(RECORDS FOR PROCESSING):
───

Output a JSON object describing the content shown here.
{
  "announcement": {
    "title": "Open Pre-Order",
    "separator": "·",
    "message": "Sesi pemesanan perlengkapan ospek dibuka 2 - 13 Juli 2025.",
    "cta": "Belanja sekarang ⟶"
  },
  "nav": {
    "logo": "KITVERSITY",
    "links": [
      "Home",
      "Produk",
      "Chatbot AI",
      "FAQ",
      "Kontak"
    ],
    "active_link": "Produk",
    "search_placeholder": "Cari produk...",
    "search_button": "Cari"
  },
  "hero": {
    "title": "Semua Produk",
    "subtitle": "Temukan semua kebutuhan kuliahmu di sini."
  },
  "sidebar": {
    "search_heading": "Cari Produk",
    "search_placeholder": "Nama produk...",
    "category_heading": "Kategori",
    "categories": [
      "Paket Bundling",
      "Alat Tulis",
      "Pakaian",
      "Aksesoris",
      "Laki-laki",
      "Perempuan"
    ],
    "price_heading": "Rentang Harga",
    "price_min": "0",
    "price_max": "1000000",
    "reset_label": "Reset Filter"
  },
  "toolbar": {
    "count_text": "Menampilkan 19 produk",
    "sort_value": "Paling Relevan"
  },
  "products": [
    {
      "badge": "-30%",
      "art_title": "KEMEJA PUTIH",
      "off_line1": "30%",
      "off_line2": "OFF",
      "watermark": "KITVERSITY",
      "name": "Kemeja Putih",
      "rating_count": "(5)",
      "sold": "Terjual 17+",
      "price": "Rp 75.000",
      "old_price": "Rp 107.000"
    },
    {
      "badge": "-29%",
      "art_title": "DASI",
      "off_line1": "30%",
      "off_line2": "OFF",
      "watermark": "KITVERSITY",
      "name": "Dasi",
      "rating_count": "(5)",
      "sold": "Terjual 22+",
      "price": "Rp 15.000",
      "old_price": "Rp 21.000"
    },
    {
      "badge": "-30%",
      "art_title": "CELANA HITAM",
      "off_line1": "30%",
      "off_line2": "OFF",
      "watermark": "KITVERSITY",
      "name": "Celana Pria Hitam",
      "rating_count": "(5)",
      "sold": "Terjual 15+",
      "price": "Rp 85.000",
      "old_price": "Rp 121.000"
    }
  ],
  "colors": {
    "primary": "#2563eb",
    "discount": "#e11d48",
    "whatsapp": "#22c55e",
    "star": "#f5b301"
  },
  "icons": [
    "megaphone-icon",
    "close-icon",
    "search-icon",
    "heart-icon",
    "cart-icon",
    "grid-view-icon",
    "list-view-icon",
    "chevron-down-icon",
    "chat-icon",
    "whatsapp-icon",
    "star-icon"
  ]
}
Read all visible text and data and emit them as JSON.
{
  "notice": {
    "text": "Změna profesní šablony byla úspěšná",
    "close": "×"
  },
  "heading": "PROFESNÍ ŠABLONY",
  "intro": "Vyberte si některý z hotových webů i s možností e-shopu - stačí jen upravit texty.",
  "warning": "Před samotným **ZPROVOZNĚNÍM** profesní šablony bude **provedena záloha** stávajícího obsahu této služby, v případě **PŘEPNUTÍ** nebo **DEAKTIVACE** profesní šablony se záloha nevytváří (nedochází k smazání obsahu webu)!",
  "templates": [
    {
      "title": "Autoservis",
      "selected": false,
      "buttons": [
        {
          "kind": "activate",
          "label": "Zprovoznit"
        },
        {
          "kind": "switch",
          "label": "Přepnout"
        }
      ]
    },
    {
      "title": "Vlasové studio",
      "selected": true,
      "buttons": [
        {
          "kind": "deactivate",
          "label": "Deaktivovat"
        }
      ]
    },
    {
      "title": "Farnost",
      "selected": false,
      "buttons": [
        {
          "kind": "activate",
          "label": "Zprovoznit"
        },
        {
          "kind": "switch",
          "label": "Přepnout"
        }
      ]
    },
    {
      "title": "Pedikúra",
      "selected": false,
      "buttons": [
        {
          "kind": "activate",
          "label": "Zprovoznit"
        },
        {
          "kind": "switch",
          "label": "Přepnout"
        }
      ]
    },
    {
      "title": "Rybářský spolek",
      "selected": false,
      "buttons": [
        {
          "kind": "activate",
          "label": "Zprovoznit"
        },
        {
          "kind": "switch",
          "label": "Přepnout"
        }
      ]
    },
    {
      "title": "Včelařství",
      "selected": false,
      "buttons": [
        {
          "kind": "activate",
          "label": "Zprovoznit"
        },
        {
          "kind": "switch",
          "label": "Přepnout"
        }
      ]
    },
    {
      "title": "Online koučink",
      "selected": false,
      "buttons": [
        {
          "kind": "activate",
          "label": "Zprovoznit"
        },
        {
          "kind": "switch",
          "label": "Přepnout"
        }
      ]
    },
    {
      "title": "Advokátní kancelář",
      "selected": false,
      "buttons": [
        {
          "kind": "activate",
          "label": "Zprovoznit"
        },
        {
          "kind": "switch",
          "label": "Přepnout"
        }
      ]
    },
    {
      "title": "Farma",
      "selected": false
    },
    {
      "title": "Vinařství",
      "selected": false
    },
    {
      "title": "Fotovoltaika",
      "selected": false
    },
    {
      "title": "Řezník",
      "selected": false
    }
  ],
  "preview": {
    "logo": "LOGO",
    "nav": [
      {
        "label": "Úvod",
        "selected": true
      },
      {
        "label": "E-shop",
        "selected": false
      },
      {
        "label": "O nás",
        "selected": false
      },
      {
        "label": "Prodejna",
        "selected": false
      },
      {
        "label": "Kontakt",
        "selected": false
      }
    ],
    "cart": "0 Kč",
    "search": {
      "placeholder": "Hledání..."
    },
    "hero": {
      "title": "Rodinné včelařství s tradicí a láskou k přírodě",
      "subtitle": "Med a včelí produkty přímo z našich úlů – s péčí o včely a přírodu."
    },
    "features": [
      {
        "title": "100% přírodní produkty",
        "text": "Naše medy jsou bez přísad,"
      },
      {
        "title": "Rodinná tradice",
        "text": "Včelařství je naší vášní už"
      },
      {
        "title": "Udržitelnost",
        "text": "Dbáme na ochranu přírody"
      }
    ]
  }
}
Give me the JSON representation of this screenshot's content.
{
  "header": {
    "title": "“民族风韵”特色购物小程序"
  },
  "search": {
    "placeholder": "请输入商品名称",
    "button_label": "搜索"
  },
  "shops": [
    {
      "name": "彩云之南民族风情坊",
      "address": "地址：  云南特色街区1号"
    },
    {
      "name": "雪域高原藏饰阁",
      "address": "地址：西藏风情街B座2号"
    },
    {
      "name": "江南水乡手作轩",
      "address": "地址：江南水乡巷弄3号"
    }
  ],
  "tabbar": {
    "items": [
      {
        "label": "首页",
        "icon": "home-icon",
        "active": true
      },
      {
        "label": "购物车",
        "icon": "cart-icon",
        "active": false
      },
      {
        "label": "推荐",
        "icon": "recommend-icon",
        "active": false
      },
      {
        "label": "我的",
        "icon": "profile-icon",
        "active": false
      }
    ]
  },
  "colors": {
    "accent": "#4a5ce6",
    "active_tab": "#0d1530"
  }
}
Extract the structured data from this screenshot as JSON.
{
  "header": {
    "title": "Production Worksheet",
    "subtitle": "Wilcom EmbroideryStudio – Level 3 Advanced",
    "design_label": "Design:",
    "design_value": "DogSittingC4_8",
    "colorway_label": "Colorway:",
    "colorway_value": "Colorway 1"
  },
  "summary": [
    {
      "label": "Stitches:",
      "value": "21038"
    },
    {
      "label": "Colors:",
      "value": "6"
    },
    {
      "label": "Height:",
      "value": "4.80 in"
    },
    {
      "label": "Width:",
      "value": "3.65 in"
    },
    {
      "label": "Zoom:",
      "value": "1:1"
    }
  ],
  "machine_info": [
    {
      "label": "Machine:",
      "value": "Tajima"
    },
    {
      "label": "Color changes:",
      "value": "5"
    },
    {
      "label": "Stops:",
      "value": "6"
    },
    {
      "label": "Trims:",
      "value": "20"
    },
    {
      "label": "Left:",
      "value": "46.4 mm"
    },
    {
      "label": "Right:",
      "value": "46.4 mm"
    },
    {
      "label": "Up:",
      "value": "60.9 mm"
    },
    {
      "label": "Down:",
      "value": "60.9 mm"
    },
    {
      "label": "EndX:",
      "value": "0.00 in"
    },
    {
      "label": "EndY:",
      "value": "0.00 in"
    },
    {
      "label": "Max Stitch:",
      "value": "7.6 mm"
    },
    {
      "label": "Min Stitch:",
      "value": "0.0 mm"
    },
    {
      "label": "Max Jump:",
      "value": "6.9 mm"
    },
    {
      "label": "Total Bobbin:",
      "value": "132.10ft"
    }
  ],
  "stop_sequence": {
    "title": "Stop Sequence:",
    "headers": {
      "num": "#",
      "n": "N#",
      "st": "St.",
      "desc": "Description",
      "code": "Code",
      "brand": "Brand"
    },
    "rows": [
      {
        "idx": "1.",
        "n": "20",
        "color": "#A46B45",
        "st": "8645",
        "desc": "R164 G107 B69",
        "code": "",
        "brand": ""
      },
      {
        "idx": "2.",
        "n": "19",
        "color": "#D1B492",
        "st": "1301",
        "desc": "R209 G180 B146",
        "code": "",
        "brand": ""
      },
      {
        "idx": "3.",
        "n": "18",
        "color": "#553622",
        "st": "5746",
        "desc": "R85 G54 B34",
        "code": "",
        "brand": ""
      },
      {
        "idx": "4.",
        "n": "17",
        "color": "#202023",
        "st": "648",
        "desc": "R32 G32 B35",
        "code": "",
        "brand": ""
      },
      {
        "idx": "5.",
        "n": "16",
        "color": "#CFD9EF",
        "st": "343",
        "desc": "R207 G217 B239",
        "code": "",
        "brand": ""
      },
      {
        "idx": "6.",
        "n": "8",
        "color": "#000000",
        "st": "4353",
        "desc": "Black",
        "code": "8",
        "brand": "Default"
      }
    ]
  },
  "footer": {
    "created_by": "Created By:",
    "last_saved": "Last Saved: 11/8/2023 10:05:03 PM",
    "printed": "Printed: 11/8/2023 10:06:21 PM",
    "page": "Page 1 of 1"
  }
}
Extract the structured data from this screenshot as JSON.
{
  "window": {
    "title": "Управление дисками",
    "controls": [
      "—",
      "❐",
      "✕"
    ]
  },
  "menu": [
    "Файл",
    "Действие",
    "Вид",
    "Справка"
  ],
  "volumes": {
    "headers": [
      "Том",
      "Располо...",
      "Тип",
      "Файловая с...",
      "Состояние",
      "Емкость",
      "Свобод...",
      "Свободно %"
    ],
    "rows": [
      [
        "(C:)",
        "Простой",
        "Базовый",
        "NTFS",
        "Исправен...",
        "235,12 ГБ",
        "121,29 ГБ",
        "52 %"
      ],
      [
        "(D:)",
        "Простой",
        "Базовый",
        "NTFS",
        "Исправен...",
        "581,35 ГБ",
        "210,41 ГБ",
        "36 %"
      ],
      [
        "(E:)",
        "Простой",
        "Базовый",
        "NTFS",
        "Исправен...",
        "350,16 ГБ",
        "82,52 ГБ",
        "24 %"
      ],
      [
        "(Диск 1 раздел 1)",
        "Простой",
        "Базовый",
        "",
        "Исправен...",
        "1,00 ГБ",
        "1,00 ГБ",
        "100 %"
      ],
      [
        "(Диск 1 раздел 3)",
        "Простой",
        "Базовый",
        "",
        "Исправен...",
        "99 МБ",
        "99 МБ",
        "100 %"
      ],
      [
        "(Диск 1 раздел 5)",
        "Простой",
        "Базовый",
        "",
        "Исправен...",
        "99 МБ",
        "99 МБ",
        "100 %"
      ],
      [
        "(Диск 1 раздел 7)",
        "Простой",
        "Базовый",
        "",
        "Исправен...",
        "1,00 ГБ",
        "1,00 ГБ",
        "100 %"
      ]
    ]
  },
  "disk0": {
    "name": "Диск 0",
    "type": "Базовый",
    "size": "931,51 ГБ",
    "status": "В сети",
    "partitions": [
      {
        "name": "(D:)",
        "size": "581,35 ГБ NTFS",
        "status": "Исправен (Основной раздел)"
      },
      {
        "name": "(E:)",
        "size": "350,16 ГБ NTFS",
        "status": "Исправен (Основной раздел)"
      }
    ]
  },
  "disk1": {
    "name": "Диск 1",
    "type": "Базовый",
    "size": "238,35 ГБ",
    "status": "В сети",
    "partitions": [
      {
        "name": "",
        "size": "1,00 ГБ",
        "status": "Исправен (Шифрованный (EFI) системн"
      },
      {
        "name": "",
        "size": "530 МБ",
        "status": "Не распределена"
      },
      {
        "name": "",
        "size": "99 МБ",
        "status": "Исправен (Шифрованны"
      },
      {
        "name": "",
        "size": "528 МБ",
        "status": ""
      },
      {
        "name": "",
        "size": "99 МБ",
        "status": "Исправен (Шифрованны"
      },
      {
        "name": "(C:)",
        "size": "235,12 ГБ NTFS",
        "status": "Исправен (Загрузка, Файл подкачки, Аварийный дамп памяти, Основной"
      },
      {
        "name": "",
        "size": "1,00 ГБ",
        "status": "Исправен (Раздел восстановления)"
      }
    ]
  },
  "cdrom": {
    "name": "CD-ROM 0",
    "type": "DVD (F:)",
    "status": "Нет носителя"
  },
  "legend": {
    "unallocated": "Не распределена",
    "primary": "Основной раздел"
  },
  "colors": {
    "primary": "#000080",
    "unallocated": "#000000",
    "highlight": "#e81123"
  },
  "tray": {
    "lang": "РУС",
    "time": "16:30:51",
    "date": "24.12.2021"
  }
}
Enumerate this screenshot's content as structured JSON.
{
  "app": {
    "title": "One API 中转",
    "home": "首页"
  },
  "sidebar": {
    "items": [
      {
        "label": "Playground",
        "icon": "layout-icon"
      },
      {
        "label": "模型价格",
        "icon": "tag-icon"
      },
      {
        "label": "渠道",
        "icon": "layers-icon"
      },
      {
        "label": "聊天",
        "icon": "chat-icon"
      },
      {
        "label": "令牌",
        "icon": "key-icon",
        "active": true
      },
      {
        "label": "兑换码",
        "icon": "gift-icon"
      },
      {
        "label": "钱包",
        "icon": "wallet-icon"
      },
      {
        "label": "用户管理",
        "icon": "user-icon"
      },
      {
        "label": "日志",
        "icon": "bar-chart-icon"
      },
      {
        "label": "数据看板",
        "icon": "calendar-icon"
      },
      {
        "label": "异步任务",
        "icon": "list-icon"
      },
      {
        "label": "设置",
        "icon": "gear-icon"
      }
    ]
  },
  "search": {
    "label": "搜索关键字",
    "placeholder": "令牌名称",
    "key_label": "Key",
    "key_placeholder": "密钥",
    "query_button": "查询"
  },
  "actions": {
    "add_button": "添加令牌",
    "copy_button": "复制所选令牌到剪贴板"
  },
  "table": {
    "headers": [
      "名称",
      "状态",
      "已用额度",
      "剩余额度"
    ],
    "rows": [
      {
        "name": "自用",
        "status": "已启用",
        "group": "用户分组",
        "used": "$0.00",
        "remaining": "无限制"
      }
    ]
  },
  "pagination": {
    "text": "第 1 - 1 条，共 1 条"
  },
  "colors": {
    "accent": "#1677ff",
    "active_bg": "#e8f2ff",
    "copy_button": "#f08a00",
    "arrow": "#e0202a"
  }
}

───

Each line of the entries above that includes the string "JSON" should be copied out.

(TASK OUTPUT):
Output a JSON object describing the content shown here.
Read all visible text and data and emit them as JSON.
Give me the JSON representation of this screenshot's content.
Extract the structured data from this screenshot as JSON.
Extract the structured data from this screenshot as JSON.
Enumerate this screenshot's content as structured JSON.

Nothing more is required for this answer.